- 2 Is it normal to develop allergies later in life?
- 3 Why do you suddenly become allergic to something?
- 4 Can you develop an allergy to something over time?
- 5 Can adults develop seasonal allergies?
- 6 What are the most common allergies in adults?
- 7 Can Covid be confused with allergies?
- 8 What are the 10 most common allergies?
- 9 What symptoms can seasonal allergies cause?
- 10 Can sneezing be a symptom of Covid?
- 11 Can allergies make a Covid test positive?
Can you suddenly develop allergies?
Skin allergies typically develop during childhood. However, it’s not uncommon to suddenly develop allergies during adulthood. Immune system changes happen constantly, so the development of conditions like allergies is possible at any age.
Is it normal to develop allergies later in life?
Many people outgrow their allergies by their 20s and 30s, as they become tolerant to their allergens, especially food allergens such as milk, eggs, and grains. But it’s possible to develop an allergy at any point in your life. You may even become allergic to something that you had no allergy to before.
Why do you suddenly become allergic to something?
Most people who develop adult-onset allergies usually do so in their twenties and thirties, though it’s possible to develop them at any age, Davis says. Allergic reactions happen when the body comes into contact with a specific substance, such as a food or an airborne particle, that it mistakenly identifies as harmful.
Can you develop an allergy to something over time?
Most food allergies start in childhood, but they can develop at any time of life. It is not clear why, but some adults develop an allergy to a food they typically eat with no problem. Sometimes a child outgrows a food allergy, but that’s less likely to happen with adults.
Can adults develop seasonal allergies?
Developing adult-onset allergies — from seasonal allergies to food allergies — is possible no matter how old you are. Allergies develop when your immune system mistakenly identifies a substance such as pollen, mold, animal dander, or food as harmful.
What are the most common allergies in adults?

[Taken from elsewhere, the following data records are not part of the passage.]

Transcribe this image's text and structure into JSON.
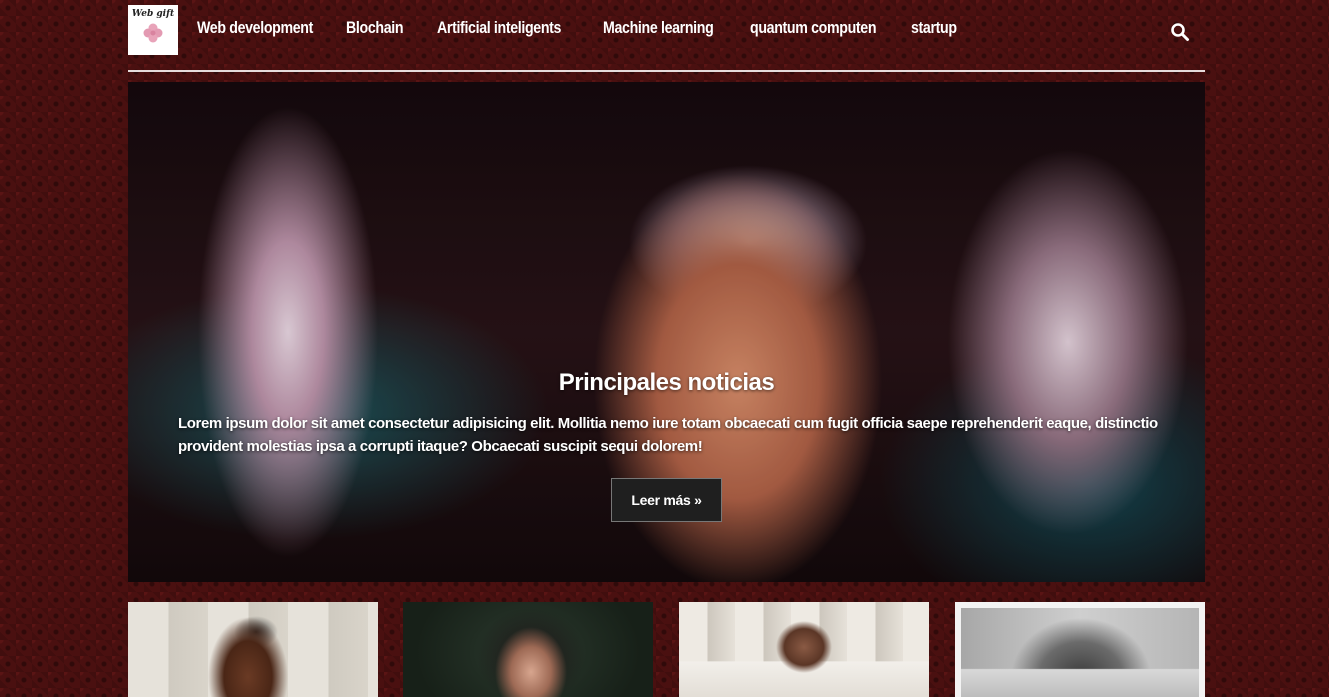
{
  "logo": {
    "text": "Web gift",
    "icon": "flower-logo-icon"
  },
  "nav": {
    "items": [
      {
        "label": "Web development"
      },
      {
        "label": "Blochain"
      },
      {
        "label": "Artificial inteligents"
      },
      {
        "label": "Machine learning"
      },
      {
        "label": "quantum computen"
      },
      {
        "label": "startup"
      }
    ],
    "search_icon": "search-icon"
  },
  "hero": {
    "title": "Principales noticias",
    "text": "Lorem ipsum dolor sit amet consectetur adipisicing elit. Mollitia nemo iure totam obcaecati cum fugit officia saepe reprehenderit eaque, distinctio provident molestias ipsa a corrupti itaque? Obcaecati suscipit sequi dolorem!",
    "button_label": "Leer más »"
  },
  "colors": {
    "background": "#4a1010",
    "nav_divider": "#e6dcdc",
    "button_bg": "#1f1f1f",
    "text": "#ffffff"
  }
}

The most common are pollen, dust mites, mold, animal dander, insect stings, latex, and certain food and medications.
Can Covid be confused with allergies?
Coronavirus symptoms can look similar to seasonal allergies, but often include fever, dry cough and shortness of breath. A subset of patients may complain of not being able to taste or smell, or experience diarrhea and other gastrointestinal symptoms.
What are the 10 most common allergies?
The 10 most common allergies include foods, animals, pollen, mold, dust mites, medications, latex, insect stings, cockroaches, and perfumes/household chemicals. Allergies are a condition in which the body’s immune system considers a substance as a harmful “invader” and overreacts to it.
What symptoms can seasonal allergies cause?
Seasonal allergies cause itchy skin, a runny nose, sneezing, and sometimes itchy or watery, bloodshot eyes. Doctors can usually diagnose these allergies when typical symptoms (such as a runny, itchy nose and itchy eyes) develop during a particular season.
Can sneezing be a symptom of Covid?
Sneezing is not normally a symptom of COVID-19, and much more likely to be a sign of a regular cold or allergy. Even though many people with COVID-19 might sneeze, it’s not a definitive symptom because sneezing is so common, especially in the warmer months where people might experience hay fever.
Can allergies make a Covid test positive?
Is it possible to have seasonal allergies and COVID-19 at the same time? Yes, it’s possible to contract COVID-19 on top of seasonal allergies. You should call your doctor if your regular seasonal allergy symptoms seem to be a lot worse this year or if you’re experiencing any new or unusual symptoms.